## Data to process

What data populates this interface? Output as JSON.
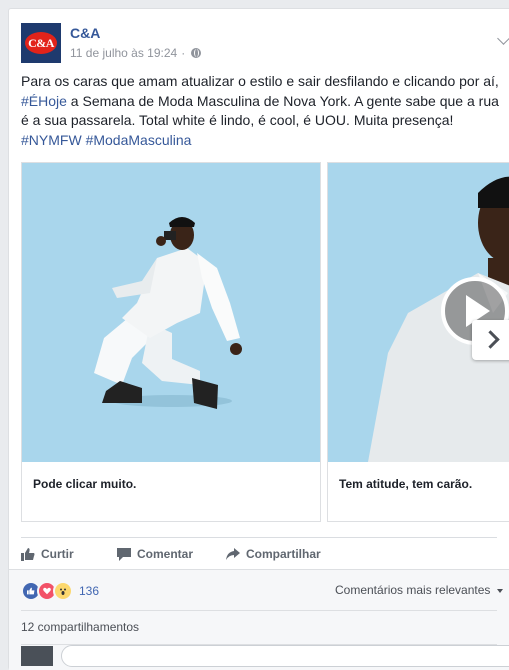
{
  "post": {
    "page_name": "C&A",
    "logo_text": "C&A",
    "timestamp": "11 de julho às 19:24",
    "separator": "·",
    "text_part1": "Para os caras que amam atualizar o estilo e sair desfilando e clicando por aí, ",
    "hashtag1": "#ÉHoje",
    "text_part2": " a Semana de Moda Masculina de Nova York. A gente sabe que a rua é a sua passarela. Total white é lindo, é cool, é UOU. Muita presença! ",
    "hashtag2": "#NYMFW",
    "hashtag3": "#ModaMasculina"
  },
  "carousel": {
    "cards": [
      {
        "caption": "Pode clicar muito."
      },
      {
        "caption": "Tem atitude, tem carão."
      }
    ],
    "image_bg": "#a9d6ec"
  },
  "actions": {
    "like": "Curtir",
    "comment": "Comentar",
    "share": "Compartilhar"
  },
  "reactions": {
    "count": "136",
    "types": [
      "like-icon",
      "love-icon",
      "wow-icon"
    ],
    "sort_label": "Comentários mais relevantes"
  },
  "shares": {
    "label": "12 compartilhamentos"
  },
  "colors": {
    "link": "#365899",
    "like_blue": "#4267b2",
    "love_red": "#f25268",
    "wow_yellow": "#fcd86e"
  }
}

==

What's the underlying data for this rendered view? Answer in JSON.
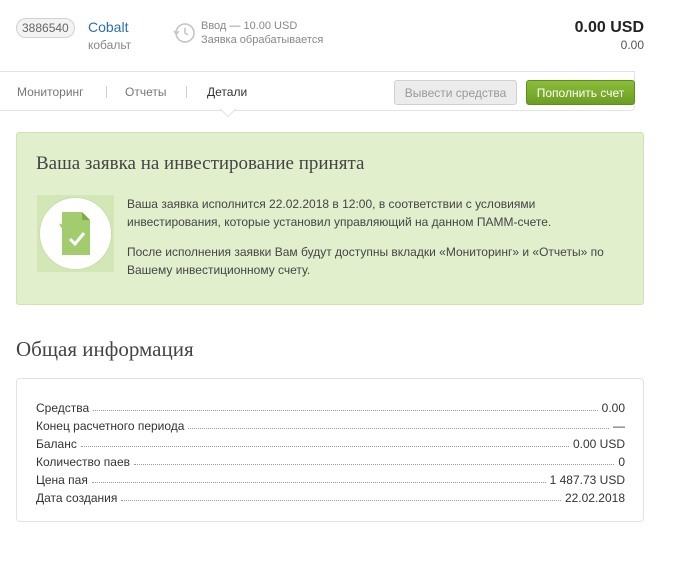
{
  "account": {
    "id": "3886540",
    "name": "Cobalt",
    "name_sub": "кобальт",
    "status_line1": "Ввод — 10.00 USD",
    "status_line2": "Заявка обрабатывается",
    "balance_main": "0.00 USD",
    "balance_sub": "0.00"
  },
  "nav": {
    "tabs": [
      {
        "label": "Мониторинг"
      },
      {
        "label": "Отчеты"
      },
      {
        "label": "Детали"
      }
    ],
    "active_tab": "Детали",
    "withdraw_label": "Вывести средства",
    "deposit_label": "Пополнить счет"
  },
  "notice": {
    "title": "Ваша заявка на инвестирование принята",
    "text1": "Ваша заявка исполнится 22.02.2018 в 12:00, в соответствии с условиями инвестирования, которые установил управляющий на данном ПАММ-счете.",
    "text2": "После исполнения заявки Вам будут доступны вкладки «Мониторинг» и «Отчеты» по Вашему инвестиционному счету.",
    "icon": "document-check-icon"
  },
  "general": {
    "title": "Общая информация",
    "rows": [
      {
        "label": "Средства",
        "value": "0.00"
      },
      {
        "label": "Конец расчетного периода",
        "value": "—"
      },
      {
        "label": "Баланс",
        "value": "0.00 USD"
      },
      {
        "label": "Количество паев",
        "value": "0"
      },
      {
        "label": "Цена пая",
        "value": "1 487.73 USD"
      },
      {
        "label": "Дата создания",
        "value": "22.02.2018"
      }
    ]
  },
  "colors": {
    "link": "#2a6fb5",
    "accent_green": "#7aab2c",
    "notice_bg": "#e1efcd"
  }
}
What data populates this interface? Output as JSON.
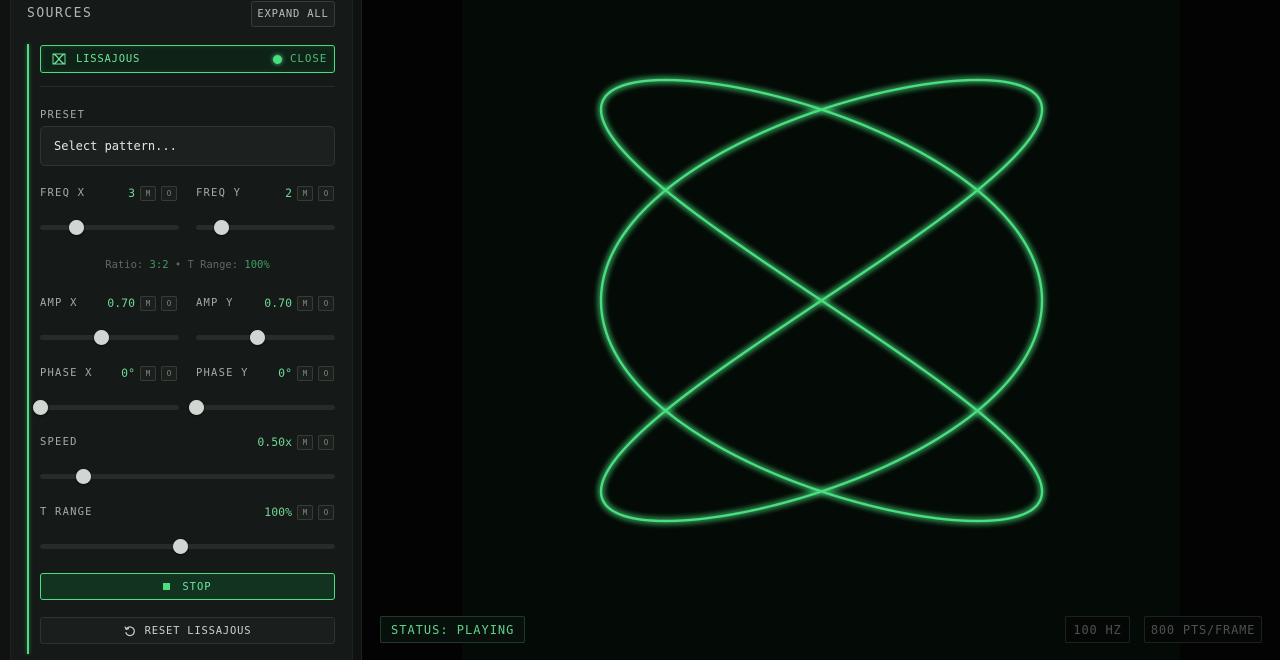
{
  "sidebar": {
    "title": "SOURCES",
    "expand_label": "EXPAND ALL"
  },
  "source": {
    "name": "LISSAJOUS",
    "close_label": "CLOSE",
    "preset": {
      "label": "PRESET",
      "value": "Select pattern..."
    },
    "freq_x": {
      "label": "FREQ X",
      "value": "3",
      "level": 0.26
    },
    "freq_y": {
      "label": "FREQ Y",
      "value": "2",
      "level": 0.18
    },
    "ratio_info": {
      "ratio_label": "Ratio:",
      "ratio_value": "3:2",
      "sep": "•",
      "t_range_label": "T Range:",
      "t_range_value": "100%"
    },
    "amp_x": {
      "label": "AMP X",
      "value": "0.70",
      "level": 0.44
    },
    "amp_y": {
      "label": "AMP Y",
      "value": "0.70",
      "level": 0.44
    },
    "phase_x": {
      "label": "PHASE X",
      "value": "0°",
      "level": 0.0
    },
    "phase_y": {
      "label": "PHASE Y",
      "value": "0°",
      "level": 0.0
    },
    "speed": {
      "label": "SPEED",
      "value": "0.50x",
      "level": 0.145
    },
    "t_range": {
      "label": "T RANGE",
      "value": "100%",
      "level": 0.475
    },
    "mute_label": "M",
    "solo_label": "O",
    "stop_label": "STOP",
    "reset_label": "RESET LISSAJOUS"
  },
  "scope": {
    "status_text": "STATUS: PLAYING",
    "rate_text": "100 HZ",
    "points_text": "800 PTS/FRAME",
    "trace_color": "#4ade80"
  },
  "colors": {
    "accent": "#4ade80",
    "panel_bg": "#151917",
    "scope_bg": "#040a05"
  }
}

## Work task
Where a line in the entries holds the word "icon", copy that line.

## Solution
      "like-icon",
      "love-icon",
      "wow-icon"
    "icon": "document-check-icon"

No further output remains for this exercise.